"Madeline Ostrander narrates in tones of warning, anger, and sadness as she ticks off the environmental crises facing the world. She adds something else, too: sentiment."- AudioFile
This program is read by the author.
From rural Alaska to coastal Florida, a vivid account of Americans working to protect the places they call home in an era of climate crisis
How do we find a sense of home and rootedness in a time of unprecedented upheaval? What happens when the seasons and rhythms in which we have built our lives go off-kilter?
Once a distant forecast, climate change is now reaching into the familiar, threatening our basic safety and forcing us to reexamine who we are and how we live. In At Home on an Unruly Planet, science journalist Madeline Ostrander reflects on this crisis not as an abstract scientific or political problem but as a palpable force that is now affecting all of us at home. She offers vivid accounts of people fighting to protect places they love from increasingly dangerous circumstances. A firefighter works to rebuild her town after catastrophic western wildfires. A Florida preservationist strives to protect one of North America's most historic cities from rising seas. An urban farmer struggles to transform a California city plagued by fossil fuel disasters. An Alaskan community heads for higher ground as its land erodes.
Ostrander pairs deeply reported stories of hard-won optimism with lyrical essays on the strengths we need in an era of crisis. This audiobook is required listening for anyone who wants to make a home in the twenty-first century.
A Macmillan Audio production from Henry Holt and Company.
Madeline Ostrander is a science journalist and writer whose work has appeared in the NewYorker.com, The Nation, Sierra magazine, PBS's NOVA Next, Slate, and numerous other outlets. Her reporting on climate change and environmental justice has taken her to locations such as the Alaskan Arctic and the Australian outback. She's received grants, fellowships, and residencies from the Alfred P. Sloan Foundation, Artist Trust, the USC Annenberg Center for Health Journalism, the Fund for Investigative Journalism, the Jack Straw Cultural Center, the Mesa Refuge, Hedgebrook, and Edith Cowan University in Australia.

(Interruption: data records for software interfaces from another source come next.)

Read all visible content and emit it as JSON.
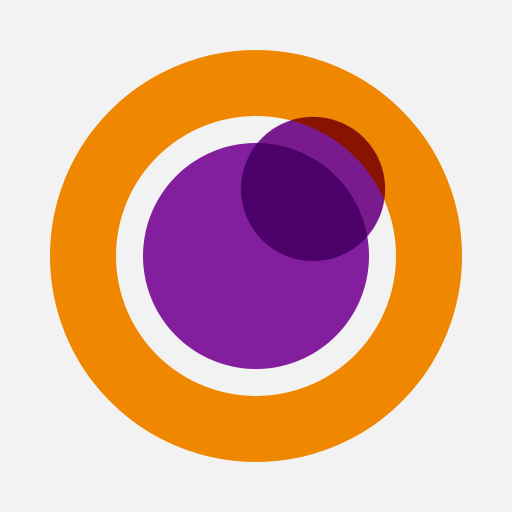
{
  "logo": {
    "name": "ring-and-circles-logo",
    "colors": {
      "background": "#f2f2f2",
      "ring": "#f08700",
      "large_circle": "#831f9f",
      "small_circle_overlap_circle": "#4b006a",
      "small_circle_overlap_ring_gap": "#8a1300",
      "small_circle_edge": "#7a1a8f"
    }
  }
}
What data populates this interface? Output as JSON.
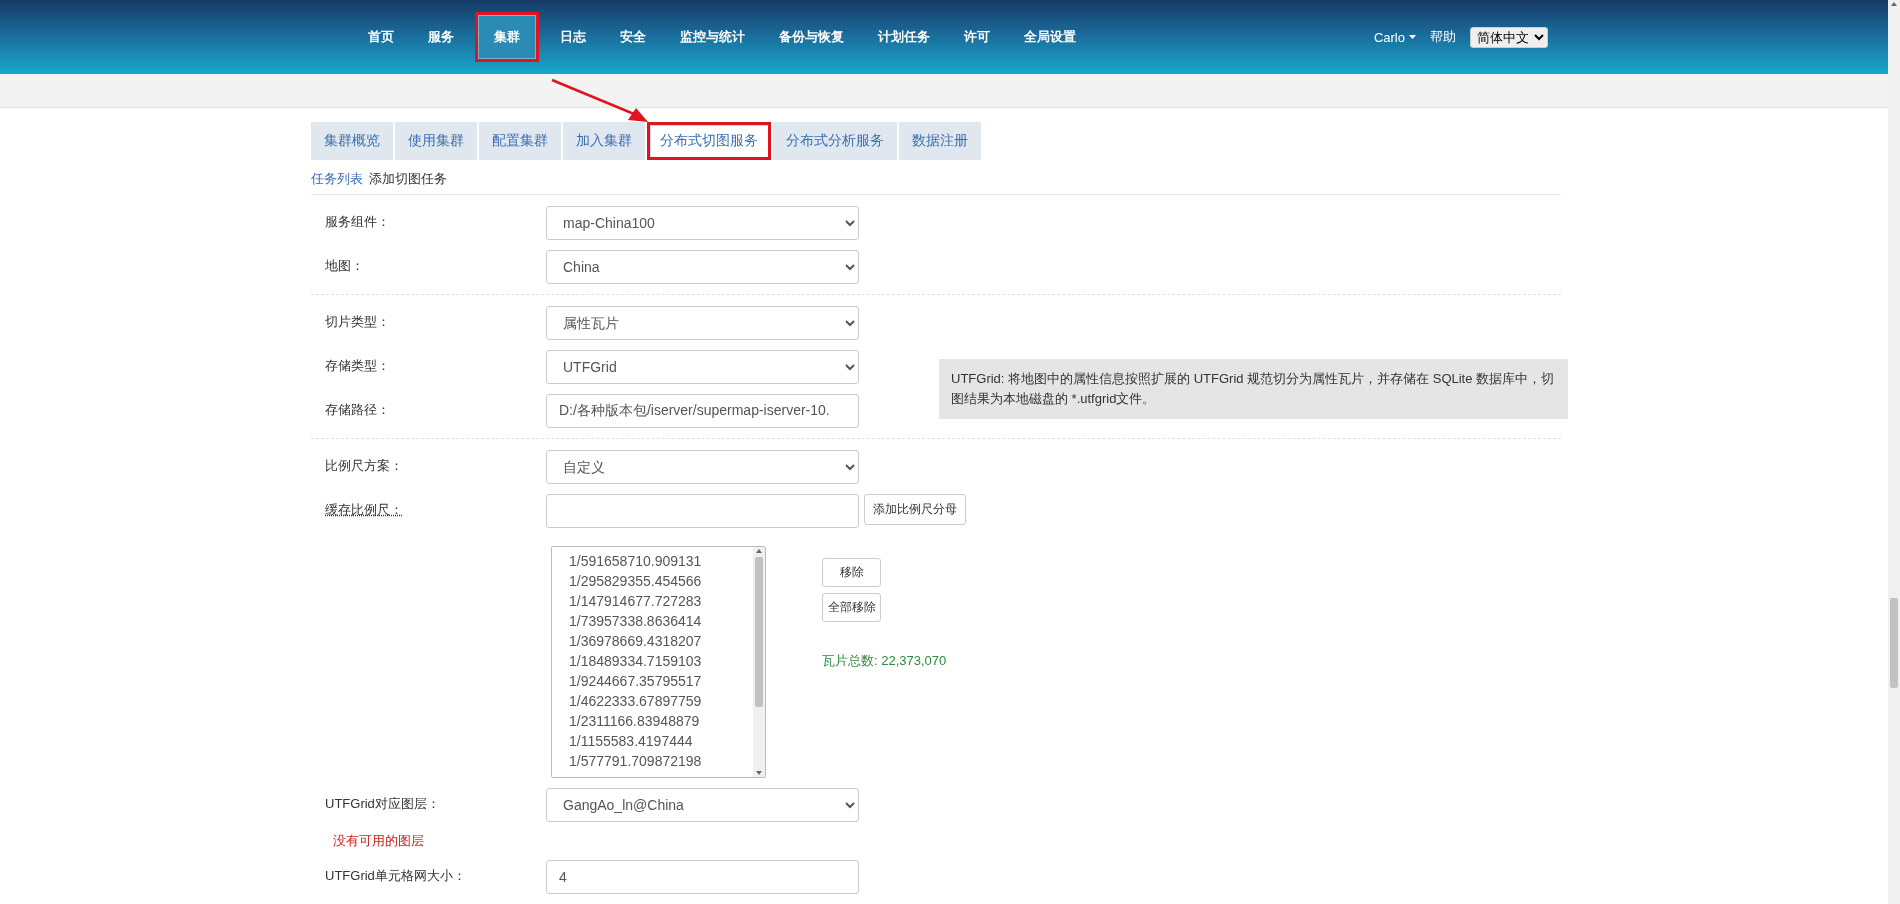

She is the former senior editor of YES! magazine and holds a master's degree in environmental science from the University of Wisconsin–Madison. She lives in Seattle with her husband.